(Extracted records)
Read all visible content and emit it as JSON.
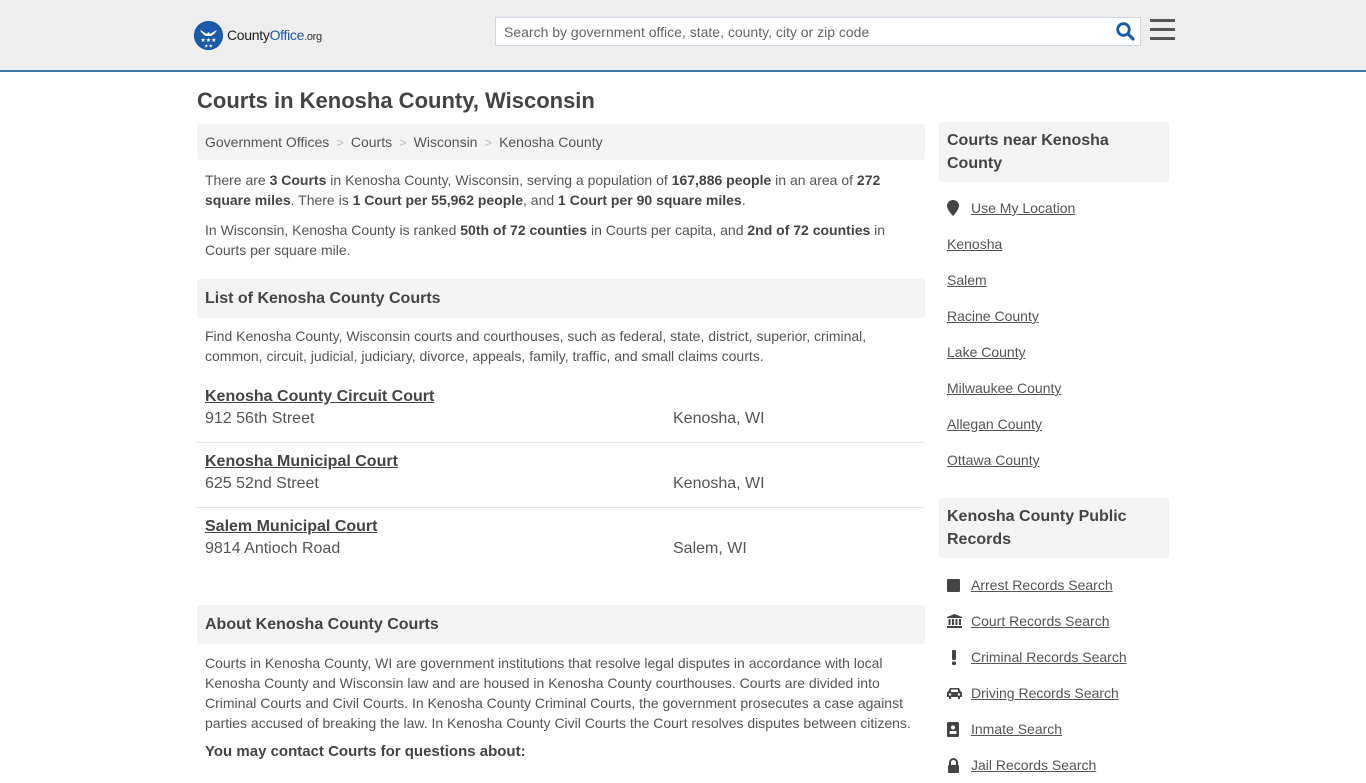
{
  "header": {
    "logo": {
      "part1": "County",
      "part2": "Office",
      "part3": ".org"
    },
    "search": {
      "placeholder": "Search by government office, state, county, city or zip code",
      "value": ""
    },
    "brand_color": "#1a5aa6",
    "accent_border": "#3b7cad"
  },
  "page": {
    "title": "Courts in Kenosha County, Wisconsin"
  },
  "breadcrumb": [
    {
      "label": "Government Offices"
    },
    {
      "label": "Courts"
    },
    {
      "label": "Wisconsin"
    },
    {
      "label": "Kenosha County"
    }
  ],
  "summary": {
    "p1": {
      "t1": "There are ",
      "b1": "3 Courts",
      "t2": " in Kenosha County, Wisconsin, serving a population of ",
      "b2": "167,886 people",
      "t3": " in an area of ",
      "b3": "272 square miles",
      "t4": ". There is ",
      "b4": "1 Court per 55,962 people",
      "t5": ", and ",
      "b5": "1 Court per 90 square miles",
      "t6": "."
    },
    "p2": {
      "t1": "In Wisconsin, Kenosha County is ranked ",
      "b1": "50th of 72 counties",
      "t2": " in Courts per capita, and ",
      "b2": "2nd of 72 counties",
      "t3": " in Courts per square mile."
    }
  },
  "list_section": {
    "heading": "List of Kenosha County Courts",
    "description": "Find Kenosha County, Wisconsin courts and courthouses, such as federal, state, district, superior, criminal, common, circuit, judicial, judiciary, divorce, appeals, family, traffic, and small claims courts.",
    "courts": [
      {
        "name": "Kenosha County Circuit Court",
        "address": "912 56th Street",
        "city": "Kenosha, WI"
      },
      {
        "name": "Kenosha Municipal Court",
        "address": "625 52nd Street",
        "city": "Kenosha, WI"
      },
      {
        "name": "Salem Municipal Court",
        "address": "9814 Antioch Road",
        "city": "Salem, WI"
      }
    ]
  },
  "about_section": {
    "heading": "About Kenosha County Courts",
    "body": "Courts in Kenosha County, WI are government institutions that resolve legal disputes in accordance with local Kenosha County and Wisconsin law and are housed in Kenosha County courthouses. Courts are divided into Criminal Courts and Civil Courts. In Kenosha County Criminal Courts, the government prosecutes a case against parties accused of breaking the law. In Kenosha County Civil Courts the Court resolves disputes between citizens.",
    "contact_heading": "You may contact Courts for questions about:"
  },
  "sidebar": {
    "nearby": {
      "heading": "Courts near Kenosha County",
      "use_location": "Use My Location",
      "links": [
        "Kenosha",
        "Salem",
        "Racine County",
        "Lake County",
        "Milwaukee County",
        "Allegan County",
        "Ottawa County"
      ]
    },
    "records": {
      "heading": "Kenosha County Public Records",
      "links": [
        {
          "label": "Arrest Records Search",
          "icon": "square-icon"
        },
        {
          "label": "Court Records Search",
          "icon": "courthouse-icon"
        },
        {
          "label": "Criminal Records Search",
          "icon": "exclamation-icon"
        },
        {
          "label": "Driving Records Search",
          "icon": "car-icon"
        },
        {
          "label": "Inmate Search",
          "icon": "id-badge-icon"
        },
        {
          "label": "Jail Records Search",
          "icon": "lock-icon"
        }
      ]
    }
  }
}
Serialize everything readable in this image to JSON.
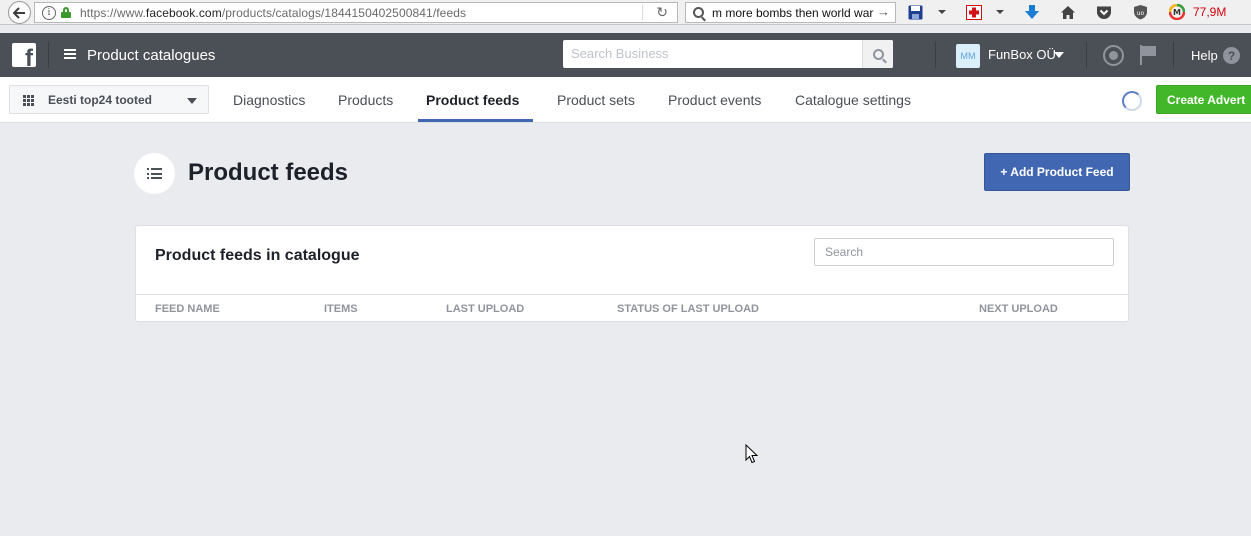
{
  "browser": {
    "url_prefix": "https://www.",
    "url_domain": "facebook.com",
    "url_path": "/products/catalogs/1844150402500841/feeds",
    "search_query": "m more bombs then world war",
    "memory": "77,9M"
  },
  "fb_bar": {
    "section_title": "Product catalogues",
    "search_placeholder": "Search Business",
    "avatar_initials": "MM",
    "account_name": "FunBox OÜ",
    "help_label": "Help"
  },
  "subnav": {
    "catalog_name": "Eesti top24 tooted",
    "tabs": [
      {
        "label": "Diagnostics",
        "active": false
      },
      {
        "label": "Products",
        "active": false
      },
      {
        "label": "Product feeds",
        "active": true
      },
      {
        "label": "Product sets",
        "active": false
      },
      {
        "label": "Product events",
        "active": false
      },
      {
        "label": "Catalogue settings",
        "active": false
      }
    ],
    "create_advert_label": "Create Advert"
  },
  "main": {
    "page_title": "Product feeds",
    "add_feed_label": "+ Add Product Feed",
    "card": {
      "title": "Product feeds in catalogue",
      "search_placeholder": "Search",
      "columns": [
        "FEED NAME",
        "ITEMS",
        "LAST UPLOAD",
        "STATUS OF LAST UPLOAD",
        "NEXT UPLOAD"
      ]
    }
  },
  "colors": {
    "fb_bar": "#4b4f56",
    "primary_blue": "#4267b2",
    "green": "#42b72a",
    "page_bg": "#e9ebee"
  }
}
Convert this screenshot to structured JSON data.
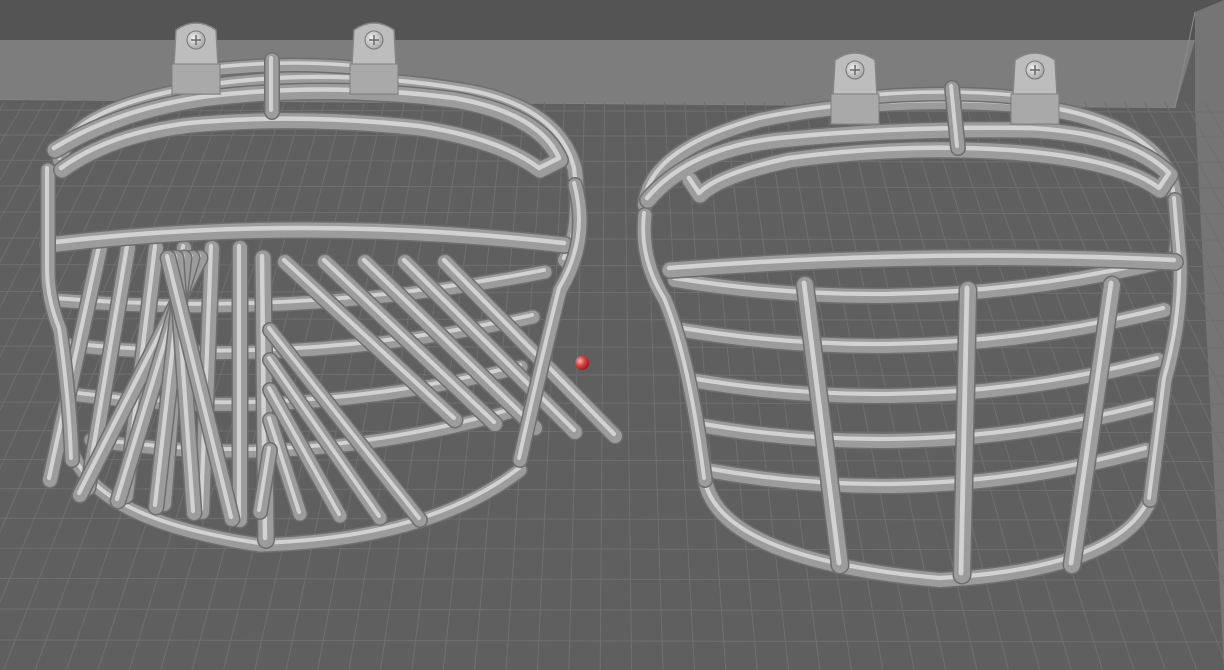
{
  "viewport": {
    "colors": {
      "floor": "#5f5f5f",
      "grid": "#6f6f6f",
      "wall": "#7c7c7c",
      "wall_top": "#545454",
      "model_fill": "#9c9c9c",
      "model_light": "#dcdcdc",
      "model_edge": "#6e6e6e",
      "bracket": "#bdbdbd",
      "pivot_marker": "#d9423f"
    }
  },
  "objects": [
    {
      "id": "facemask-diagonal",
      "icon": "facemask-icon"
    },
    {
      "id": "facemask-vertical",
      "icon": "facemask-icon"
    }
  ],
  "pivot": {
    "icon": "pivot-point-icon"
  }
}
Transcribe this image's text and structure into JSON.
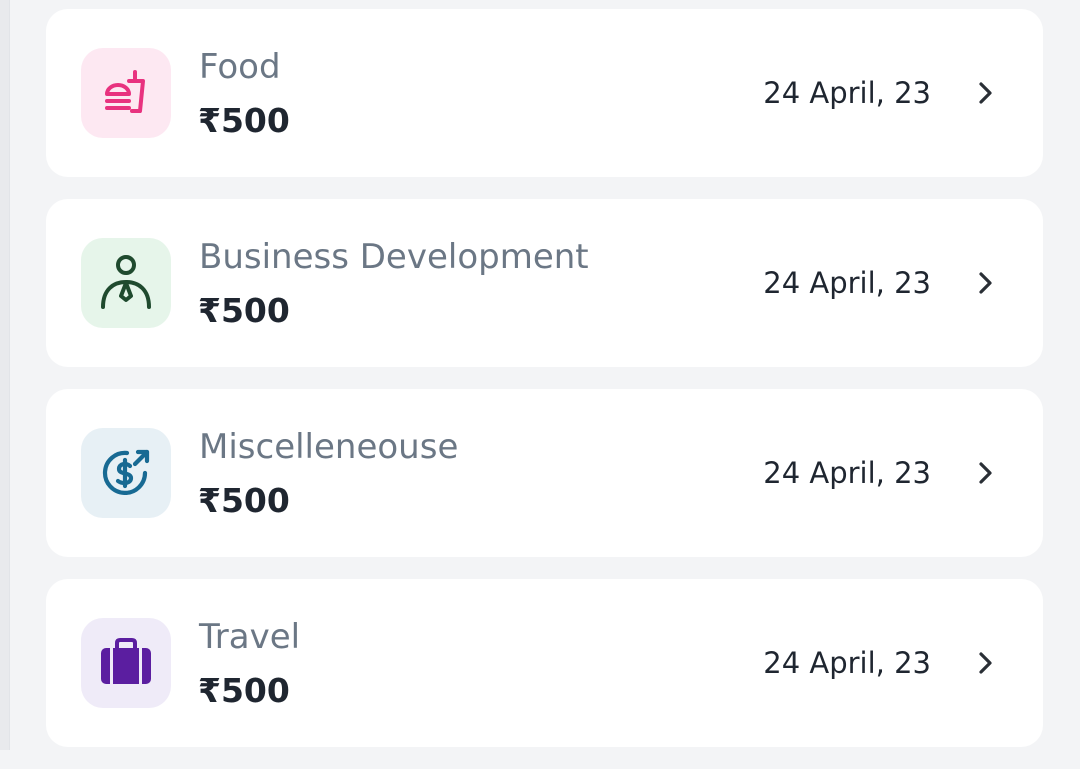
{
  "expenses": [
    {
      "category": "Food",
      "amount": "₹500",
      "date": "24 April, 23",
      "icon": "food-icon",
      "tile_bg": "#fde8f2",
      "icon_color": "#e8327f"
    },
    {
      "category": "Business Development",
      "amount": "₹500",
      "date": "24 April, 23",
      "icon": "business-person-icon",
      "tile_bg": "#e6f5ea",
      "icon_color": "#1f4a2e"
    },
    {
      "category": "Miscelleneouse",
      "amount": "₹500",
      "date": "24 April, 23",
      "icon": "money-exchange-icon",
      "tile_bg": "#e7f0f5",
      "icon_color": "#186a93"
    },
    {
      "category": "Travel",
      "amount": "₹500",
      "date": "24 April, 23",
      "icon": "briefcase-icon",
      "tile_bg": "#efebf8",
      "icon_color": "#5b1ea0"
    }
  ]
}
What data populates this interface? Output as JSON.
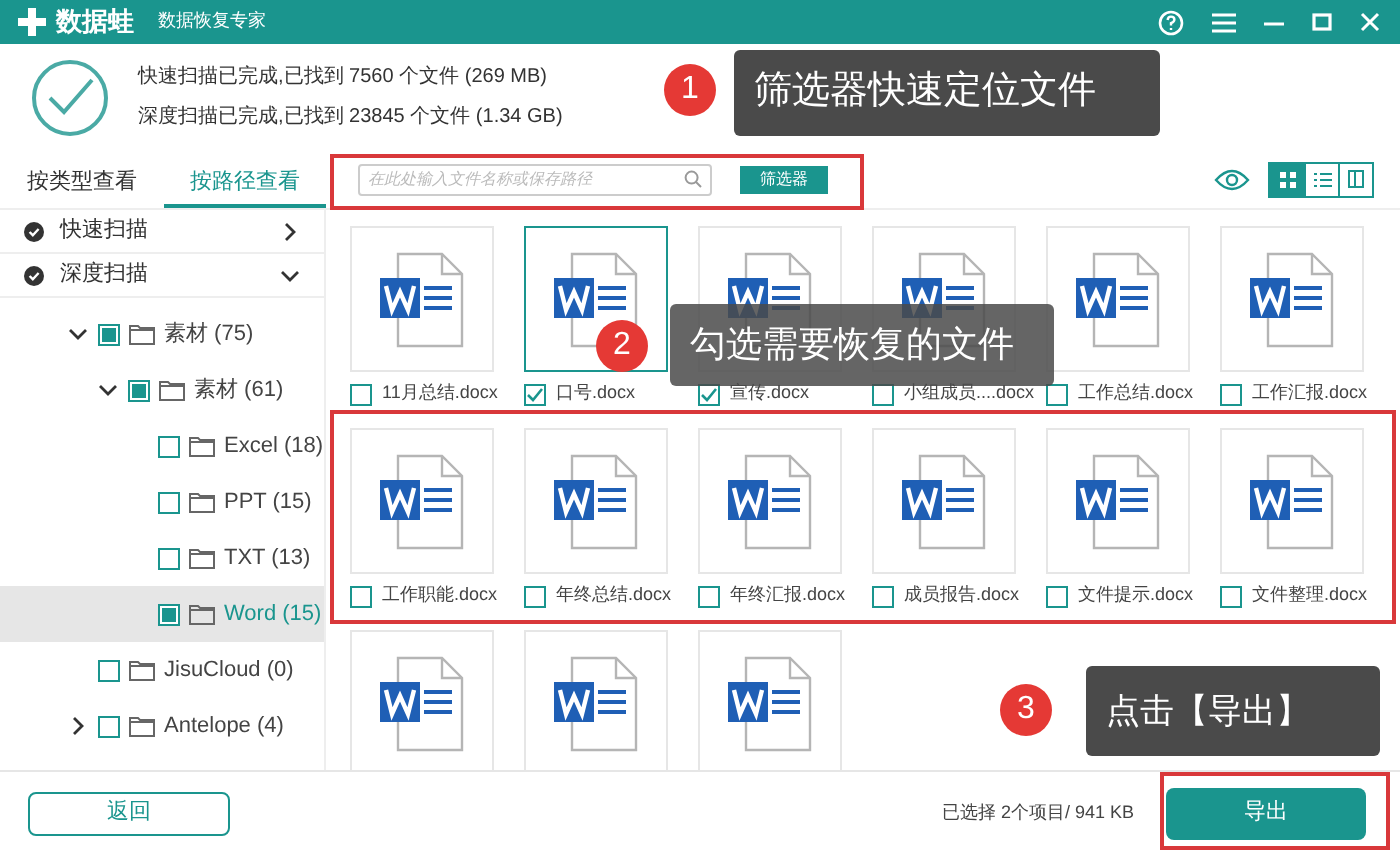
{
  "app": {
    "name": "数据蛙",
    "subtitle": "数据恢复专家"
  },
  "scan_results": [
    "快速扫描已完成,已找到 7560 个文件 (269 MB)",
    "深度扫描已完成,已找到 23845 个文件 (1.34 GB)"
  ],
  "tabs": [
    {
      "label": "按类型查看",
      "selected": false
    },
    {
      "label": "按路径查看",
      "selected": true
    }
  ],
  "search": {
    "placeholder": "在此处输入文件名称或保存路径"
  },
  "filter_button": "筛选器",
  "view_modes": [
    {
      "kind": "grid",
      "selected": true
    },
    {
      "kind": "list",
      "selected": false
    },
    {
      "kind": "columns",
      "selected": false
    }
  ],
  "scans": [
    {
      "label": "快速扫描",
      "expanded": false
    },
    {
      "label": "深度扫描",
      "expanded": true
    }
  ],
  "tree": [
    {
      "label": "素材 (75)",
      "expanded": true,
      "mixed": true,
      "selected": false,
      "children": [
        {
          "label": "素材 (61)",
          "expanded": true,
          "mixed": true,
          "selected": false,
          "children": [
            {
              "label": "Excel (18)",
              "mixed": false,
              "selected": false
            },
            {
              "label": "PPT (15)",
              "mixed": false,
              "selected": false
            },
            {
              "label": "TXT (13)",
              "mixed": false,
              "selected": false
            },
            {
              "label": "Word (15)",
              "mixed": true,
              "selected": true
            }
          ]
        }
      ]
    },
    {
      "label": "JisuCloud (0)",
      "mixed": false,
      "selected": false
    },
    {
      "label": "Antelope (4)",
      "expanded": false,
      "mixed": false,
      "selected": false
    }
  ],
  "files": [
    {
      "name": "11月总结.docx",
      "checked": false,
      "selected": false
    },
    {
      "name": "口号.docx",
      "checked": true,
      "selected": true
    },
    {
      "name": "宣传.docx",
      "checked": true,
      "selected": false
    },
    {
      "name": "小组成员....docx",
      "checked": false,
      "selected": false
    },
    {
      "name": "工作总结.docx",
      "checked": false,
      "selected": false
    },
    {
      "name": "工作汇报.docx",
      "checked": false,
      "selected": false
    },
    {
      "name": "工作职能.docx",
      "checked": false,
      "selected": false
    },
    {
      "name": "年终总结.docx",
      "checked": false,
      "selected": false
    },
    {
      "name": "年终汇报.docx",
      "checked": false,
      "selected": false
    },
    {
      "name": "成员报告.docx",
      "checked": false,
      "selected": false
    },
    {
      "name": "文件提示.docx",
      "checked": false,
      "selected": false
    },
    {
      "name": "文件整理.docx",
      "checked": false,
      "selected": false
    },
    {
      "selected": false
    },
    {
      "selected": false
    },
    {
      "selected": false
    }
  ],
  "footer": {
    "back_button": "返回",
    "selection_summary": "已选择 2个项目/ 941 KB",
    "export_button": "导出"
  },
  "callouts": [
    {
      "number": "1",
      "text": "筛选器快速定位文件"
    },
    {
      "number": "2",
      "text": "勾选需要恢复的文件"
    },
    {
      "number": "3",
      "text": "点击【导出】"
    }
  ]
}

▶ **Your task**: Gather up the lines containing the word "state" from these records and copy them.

▶ **Written reply**:
      "placeholder": "Search by government office, state, county, city or zip code",
    "description": "Find Kenosha County, Wisconsin courts and courthouses, such as federal, state, district, superior, criminal, common, circuit, judicial, judiciary, divorce, appeals, family, traffic, and small claims courts.",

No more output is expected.